INT: What was your reaction when you heard there were going to be missiles in Cuba?

OT: Well, I can say I was shocked, I was shocked. I recall that my colleague, another of Khrushchev's assistants, called me up and said that, "Look, if you're standing, you'd better sit down, because what (Laughs) I'm going to tell you will shock you," and he told me about this decision, which I had not heard about up to then. And certainly it was a shocking decision, because perhaps I understood better than Khrushchev did what Cuba meant to the United States, and the fact that their reaction would be very, very strong, that they would not be able to reconcile themselves to those missiles being right next to their underbelly. (Laughs)

INT: Was it purely Khrushchev's decision to put the missiles into Cuba?

OT: Well, it was his idea, but certainly he went through all the stages of talking with the other people, and I think there were two meetings of the Politburo about that, and he asked everyone to sign their names to the decision, so he wanted to have full support.

INT: Did you and your colleagues try to tell him how dangerous you thought that position might become?

OT: Well, I don't know about my colleagues or whether Gromyko or Mikoyan talked to him about that, but I did once, and I told him about the dangers of this decision. But what he said was, as I said a few minutes ago, was that, "Well, we aren't doing anything they are not doing, so why should they react more strongly than we have been reacting?"

INT: How was the proposition put to Cuba?

OT: It was put through a mission that was sent to Cuba, I think, which included one marshal, I think - I forget his name now - and then our new ambassador, Alekseyev, and someone else, I thi... oh, yes, Rashidov, who was Party boss in Uzbekistan. The three of them went there, and they talked to Fidel and the others. And Fidel's idea was that it should be done in the open, that it would be more difficult for the United States to create a big row about it if it were done in the open. But Khrushchev's idea was that it should be done secretly.

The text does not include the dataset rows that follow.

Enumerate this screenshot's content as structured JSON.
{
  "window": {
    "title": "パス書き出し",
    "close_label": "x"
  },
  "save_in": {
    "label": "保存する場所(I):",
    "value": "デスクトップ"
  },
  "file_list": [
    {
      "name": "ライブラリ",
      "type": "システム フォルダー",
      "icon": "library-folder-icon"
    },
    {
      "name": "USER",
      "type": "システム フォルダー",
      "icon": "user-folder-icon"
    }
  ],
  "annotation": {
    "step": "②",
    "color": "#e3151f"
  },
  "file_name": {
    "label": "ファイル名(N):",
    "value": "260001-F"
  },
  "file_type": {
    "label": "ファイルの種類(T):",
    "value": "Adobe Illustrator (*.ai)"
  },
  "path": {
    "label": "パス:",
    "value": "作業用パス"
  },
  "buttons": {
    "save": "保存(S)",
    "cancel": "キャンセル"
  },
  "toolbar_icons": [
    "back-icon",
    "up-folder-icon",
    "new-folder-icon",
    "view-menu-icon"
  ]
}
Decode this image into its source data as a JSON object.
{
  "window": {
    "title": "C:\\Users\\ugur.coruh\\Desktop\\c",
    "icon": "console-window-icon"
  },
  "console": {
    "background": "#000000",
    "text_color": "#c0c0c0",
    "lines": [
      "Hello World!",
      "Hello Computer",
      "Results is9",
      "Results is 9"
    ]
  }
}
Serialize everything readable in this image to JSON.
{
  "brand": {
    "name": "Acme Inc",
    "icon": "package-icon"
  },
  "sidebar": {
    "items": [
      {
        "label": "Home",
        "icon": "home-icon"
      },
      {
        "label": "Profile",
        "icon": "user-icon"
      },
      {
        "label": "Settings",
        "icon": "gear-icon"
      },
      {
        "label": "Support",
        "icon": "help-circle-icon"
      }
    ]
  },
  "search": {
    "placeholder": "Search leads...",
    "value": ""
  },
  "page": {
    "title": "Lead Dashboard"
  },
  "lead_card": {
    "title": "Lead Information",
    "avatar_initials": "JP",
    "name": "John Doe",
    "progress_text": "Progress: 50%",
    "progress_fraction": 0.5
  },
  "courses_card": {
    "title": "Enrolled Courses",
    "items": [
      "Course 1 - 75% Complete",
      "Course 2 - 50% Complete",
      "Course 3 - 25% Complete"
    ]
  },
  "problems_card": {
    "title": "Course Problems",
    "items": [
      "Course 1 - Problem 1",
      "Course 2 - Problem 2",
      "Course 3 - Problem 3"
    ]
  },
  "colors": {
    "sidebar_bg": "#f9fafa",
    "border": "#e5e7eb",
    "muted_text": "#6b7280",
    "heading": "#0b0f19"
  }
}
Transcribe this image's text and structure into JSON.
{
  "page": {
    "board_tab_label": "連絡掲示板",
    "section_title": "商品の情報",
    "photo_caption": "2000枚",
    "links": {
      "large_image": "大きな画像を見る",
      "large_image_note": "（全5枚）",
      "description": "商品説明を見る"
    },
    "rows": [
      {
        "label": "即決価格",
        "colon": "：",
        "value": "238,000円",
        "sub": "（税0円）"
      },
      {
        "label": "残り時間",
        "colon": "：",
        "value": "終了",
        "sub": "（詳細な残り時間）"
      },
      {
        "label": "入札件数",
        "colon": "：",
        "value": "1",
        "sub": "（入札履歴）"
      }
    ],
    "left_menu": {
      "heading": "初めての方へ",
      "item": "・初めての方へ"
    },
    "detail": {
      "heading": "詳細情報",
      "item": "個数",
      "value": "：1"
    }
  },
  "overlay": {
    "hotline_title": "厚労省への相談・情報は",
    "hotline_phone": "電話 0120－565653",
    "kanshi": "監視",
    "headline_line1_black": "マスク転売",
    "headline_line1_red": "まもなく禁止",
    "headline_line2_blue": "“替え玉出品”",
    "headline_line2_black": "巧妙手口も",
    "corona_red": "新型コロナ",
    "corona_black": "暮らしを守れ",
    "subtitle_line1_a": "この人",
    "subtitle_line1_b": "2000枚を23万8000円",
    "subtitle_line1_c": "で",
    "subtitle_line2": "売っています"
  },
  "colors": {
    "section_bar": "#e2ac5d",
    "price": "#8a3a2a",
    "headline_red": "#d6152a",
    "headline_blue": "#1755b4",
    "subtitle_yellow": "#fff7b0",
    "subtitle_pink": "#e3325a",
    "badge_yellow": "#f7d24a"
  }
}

INT: Why was that, why did Khrushchev want to do it secretly?

OT: Well, I think his feeling was that it didn't make much difference: the Americans would have reacted strongly even if they knew about it beforehand, that it didn't make much difference, and that they might start doing something even before the whole process started of sending the missiles there.